Exercise brief
Pull every line of the entries that has the word "this".

Recorded information
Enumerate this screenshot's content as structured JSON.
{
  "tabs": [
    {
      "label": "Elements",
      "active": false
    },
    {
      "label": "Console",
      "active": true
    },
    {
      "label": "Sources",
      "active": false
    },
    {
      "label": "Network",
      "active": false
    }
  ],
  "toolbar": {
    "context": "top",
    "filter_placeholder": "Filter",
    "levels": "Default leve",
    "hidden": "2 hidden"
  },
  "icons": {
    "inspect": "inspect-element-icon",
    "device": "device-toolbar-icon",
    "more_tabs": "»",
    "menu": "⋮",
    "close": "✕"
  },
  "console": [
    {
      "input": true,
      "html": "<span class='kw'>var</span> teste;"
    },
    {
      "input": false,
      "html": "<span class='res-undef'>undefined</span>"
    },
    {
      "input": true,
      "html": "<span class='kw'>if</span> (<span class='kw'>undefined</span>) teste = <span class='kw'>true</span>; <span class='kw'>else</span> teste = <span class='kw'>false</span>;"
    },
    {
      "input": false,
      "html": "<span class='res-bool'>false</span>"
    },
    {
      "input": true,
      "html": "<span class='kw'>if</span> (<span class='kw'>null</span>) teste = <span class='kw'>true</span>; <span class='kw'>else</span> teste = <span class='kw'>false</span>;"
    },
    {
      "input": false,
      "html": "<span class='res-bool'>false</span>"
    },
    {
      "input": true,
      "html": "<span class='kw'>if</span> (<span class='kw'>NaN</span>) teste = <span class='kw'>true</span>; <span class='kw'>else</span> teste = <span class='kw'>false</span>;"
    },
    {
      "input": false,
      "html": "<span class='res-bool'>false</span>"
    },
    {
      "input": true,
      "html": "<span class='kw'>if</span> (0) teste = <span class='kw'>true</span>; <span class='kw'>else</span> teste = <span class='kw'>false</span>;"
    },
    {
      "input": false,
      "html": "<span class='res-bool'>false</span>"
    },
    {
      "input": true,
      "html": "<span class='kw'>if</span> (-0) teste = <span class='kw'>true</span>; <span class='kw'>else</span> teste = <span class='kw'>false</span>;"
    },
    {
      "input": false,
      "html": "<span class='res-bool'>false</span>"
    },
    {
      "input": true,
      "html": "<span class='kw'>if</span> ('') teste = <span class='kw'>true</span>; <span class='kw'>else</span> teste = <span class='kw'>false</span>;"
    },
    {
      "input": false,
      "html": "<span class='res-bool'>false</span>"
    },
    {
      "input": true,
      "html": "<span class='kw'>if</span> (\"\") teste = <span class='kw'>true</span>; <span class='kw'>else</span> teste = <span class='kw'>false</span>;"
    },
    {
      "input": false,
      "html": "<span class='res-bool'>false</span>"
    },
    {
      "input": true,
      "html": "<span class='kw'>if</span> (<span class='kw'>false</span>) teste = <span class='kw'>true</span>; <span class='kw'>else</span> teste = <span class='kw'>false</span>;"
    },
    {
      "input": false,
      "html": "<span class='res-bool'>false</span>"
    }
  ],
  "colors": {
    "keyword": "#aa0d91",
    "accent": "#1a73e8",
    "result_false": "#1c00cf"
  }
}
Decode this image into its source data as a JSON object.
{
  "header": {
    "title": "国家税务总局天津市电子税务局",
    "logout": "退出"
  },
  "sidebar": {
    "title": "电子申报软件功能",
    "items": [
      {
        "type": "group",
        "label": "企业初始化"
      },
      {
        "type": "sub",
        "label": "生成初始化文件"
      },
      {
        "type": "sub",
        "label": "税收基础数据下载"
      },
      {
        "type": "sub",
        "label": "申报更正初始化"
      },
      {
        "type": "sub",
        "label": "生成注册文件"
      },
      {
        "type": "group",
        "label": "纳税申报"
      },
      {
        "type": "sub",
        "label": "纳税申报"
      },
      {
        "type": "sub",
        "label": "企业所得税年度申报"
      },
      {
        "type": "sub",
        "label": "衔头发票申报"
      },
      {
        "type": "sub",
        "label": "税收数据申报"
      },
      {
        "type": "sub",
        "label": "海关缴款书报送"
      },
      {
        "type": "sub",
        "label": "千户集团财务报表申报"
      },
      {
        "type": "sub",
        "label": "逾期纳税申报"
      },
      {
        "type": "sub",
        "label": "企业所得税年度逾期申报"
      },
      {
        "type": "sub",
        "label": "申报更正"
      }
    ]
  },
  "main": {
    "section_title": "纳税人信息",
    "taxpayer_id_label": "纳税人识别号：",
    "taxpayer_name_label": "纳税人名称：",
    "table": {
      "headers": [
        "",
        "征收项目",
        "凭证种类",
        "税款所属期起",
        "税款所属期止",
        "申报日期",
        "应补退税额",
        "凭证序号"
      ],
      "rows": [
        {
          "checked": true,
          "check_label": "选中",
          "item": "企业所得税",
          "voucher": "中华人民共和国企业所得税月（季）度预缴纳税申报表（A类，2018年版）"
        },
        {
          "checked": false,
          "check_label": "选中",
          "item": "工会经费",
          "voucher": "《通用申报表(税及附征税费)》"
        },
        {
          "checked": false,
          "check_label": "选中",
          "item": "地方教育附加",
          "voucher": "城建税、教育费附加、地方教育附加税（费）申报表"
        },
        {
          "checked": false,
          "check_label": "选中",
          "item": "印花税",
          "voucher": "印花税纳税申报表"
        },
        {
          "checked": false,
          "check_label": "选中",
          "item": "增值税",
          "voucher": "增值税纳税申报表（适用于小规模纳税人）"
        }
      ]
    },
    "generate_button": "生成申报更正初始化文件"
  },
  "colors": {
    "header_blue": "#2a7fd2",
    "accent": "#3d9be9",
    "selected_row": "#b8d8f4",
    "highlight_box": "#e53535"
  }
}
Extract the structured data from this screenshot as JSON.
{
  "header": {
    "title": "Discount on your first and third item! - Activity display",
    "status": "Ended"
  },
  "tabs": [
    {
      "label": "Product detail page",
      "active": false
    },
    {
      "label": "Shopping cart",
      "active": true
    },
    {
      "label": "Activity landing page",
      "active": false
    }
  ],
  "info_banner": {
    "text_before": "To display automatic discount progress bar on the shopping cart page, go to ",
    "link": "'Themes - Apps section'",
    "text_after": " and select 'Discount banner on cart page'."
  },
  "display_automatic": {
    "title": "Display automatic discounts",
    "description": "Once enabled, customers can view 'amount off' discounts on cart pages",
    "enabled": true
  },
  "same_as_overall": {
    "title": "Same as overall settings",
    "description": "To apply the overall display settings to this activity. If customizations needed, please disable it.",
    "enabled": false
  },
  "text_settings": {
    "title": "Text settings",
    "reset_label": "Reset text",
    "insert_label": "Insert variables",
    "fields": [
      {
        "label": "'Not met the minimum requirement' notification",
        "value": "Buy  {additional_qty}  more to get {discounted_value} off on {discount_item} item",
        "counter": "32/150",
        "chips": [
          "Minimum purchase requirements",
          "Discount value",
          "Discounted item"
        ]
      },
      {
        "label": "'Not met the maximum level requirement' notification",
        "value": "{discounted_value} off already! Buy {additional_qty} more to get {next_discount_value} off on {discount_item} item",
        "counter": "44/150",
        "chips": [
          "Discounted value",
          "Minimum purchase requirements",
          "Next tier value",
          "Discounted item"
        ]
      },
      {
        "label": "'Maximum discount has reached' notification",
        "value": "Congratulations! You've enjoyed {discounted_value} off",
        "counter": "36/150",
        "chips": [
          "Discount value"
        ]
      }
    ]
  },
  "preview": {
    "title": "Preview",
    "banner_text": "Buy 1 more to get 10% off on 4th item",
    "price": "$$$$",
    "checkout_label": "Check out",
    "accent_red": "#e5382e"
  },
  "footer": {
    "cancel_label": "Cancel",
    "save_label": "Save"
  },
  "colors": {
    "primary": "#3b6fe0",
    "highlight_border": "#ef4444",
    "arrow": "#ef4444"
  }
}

Answer area
Enumerate this screenshot's content as structured JSON.
Decode this image into its source data as a JSON object.
Extract the structured data from this screenshot as JSON.
    "description": "To apply the overall display settings to this activity. If customizations needed, please disable it.",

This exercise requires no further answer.